**Problem details**
Tally every line of the records below that includes "Materials", and reply with the total alone.

◆ ◆ ◆

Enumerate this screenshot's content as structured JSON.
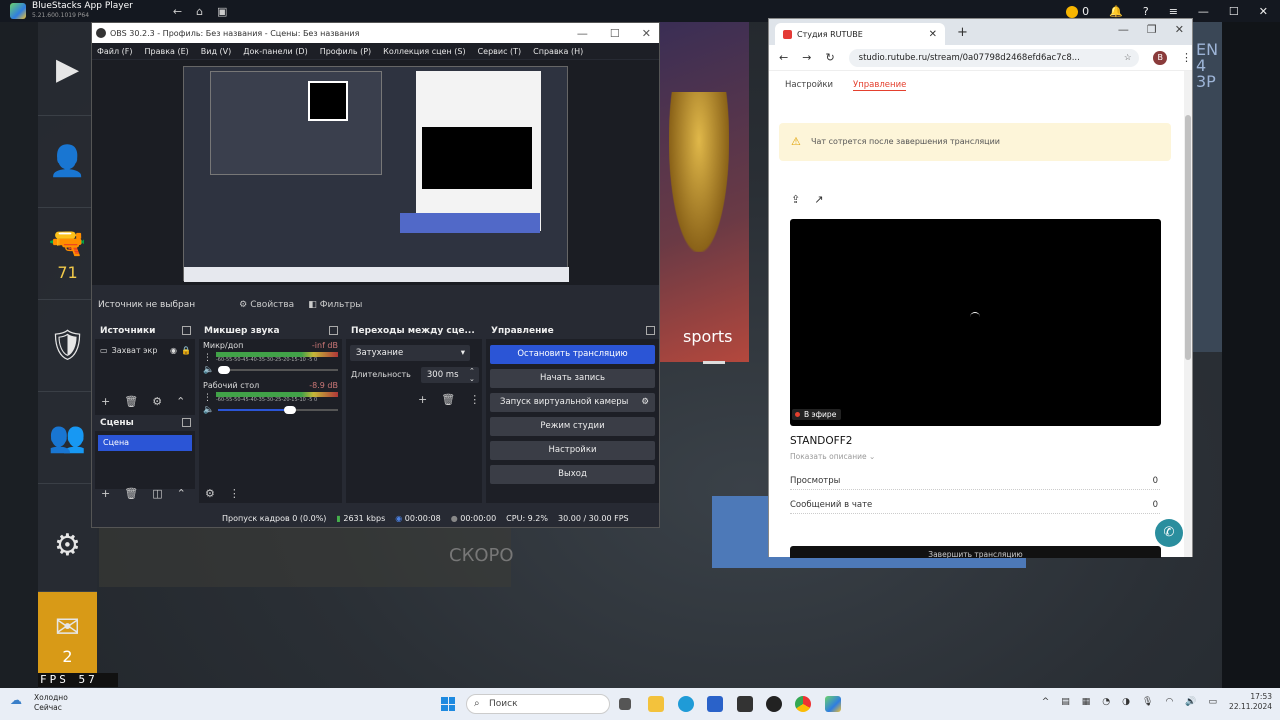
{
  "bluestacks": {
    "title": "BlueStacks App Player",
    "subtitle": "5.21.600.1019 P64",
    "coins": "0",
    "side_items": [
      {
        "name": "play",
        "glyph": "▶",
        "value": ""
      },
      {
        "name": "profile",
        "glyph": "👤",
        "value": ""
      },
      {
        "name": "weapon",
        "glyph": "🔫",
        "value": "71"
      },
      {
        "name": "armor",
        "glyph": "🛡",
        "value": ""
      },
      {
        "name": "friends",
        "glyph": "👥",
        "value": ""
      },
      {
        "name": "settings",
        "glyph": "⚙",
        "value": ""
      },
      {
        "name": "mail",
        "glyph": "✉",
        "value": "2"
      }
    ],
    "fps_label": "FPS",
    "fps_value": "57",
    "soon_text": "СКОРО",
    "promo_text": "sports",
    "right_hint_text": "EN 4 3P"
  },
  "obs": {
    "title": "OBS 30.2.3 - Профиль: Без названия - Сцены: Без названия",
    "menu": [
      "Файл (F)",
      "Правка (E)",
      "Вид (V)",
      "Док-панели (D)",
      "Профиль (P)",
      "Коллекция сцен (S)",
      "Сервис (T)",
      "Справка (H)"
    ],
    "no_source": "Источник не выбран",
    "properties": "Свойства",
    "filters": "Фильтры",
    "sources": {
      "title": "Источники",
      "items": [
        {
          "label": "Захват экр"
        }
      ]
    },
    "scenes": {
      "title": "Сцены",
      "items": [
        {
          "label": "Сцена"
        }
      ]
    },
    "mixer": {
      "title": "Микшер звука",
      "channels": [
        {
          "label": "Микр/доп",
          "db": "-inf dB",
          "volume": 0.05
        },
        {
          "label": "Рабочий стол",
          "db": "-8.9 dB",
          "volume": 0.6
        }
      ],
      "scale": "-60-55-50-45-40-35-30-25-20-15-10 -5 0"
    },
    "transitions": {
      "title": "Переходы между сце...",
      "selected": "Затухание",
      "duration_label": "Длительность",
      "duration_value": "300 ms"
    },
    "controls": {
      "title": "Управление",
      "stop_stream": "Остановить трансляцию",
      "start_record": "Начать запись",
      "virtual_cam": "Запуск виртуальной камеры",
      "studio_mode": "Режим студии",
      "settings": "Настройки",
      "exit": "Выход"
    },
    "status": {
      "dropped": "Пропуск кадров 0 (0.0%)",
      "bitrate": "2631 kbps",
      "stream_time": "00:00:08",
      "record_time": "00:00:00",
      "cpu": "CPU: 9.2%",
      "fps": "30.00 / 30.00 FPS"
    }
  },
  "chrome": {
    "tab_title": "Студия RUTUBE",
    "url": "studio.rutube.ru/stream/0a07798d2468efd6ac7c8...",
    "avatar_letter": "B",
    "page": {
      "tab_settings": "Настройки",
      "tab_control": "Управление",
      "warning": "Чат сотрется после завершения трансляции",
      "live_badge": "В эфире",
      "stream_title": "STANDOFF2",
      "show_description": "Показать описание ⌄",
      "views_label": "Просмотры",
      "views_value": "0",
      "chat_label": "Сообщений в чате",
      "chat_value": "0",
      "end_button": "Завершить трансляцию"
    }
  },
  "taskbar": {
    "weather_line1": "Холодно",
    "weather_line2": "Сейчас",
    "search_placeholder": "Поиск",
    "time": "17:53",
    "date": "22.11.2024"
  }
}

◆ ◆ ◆

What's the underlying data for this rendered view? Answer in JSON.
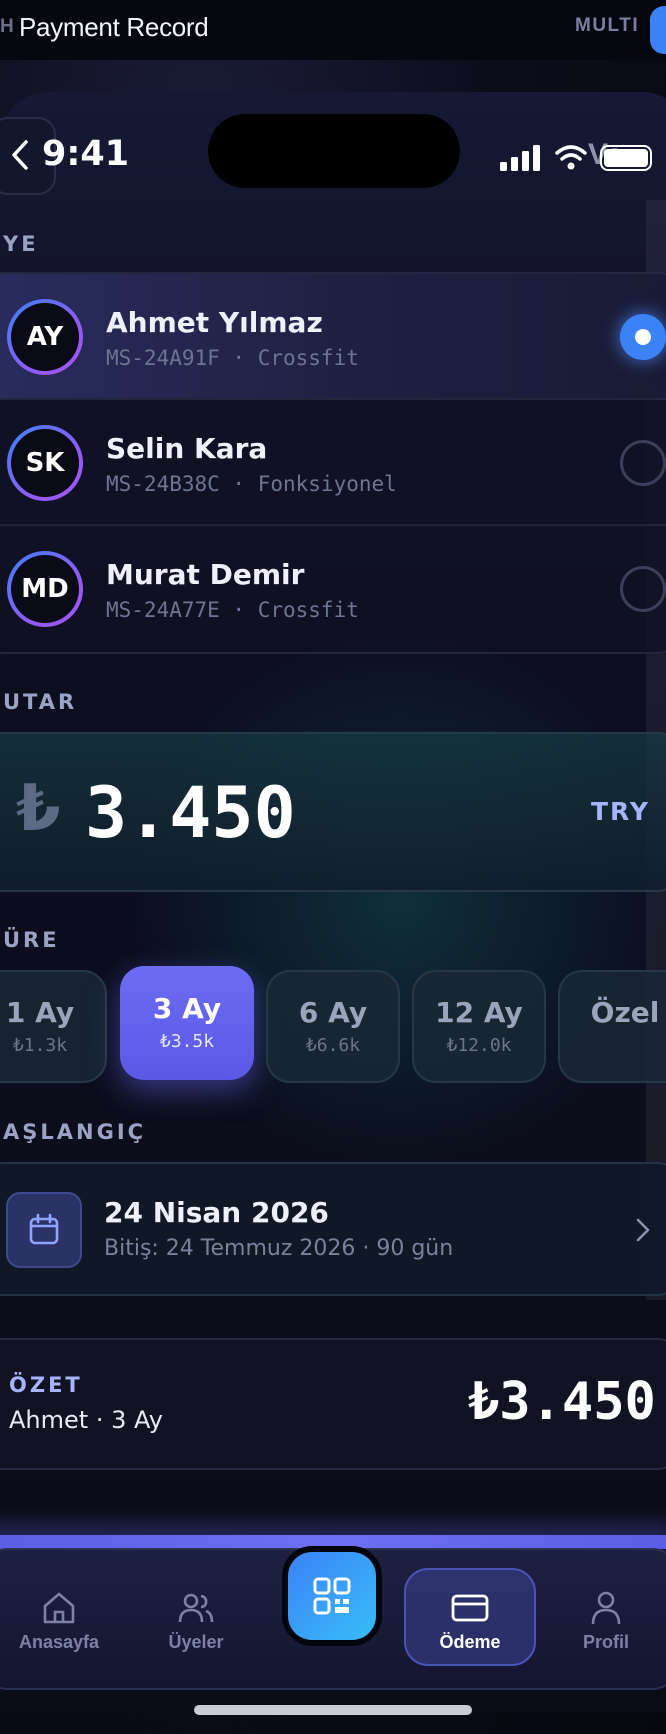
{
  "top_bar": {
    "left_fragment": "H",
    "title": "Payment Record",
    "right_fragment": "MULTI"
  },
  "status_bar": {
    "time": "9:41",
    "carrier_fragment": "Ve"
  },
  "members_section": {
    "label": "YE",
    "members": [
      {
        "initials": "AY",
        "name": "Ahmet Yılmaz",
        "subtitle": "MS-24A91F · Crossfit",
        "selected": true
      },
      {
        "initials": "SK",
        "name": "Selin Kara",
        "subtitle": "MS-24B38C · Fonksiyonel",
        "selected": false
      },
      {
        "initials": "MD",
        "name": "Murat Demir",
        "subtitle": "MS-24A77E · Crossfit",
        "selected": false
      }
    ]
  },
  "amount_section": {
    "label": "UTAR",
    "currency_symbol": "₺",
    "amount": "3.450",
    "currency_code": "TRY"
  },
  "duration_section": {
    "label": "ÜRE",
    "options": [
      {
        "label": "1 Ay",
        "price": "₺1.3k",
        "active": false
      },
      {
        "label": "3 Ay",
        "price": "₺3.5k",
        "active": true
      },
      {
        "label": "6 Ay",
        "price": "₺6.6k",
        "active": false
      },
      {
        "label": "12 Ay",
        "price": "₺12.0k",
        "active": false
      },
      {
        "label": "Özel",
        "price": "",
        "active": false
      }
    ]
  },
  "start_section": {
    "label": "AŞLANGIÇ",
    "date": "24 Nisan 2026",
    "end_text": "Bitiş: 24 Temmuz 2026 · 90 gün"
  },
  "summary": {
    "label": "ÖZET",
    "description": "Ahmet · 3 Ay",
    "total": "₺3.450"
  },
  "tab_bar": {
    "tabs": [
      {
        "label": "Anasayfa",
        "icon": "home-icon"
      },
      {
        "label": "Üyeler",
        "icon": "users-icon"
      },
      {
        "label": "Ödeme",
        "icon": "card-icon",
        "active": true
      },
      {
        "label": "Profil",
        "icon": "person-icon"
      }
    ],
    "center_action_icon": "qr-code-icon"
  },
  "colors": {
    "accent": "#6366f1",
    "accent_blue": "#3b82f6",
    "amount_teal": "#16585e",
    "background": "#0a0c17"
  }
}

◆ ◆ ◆

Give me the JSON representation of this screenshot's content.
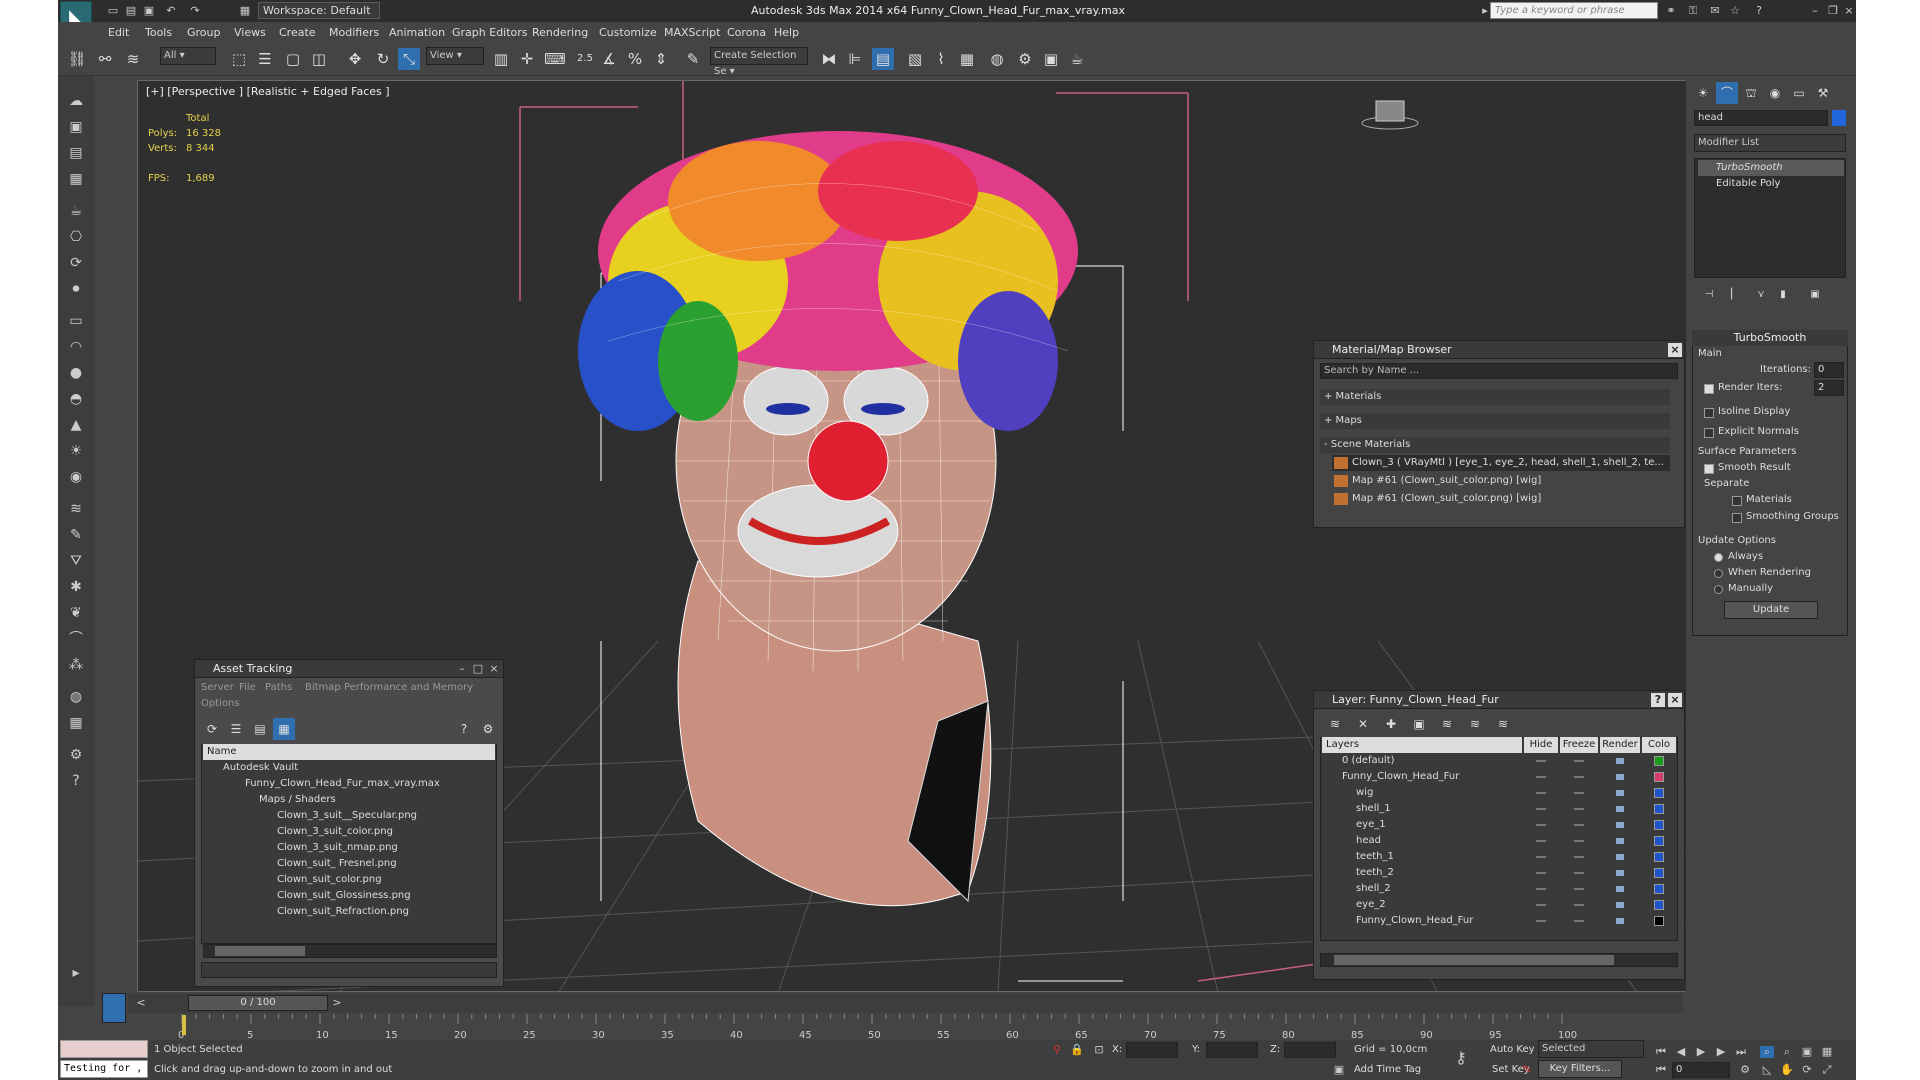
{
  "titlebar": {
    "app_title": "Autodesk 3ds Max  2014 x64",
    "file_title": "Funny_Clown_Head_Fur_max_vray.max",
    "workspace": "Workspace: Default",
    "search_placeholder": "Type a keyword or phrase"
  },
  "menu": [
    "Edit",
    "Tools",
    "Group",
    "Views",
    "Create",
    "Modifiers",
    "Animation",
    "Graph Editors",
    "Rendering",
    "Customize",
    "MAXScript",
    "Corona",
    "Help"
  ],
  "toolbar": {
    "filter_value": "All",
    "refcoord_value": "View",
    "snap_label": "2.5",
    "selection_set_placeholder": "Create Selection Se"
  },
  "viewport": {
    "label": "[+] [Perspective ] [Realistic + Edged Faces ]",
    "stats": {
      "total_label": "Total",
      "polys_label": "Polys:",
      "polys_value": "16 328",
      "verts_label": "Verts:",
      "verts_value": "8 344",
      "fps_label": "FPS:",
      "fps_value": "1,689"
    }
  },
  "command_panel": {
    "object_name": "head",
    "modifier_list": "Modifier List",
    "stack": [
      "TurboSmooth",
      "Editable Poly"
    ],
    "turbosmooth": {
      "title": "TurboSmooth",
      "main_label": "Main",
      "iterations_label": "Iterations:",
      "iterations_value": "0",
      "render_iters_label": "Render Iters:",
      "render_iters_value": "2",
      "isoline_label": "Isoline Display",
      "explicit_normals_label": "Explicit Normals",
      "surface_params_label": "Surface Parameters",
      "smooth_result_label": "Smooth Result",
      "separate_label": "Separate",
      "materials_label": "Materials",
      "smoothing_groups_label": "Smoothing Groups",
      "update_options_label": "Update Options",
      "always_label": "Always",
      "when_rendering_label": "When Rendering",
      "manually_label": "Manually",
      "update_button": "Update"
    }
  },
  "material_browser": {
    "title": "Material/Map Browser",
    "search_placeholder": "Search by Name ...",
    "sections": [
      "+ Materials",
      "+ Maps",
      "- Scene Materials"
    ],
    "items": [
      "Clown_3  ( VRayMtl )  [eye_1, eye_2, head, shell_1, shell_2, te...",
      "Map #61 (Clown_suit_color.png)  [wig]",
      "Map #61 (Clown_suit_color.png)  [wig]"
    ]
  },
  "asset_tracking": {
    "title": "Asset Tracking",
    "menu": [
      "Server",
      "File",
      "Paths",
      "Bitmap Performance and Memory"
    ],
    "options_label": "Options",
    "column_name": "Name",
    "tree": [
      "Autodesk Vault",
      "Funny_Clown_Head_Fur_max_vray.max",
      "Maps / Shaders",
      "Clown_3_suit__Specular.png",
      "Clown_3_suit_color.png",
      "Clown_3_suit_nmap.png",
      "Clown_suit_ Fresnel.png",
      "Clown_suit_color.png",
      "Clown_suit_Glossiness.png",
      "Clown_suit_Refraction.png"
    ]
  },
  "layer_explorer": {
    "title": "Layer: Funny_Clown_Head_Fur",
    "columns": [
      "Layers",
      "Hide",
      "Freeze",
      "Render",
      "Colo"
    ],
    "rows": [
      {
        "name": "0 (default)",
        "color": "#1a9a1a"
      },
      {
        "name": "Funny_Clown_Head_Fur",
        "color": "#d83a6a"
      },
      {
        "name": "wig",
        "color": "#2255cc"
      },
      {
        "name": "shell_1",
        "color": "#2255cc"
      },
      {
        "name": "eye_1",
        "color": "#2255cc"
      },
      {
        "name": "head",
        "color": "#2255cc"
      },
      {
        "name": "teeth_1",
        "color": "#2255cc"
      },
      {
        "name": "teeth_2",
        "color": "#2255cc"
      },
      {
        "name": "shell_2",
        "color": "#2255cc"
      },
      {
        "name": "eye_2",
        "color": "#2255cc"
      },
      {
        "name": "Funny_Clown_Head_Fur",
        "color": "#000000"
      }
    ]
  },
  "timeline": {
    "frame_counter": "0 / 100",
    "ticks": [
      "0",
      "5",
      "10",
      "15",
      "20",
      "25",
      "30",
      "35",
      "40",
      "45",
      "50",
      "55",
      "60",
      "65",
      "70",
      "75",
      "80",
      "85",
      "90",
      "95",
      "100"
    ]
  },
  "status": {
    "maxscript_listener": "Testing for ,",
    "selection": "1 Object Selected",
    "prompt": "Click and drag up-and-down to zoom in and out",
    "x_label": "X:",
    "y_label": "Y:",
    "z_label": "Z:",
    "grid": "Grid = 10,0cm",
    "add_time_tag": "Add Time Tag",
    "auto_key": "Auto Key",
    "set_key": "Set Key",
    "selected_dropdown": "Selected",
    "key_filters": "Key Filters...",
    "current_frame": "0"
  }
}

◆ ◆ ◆

**Solved problem**
3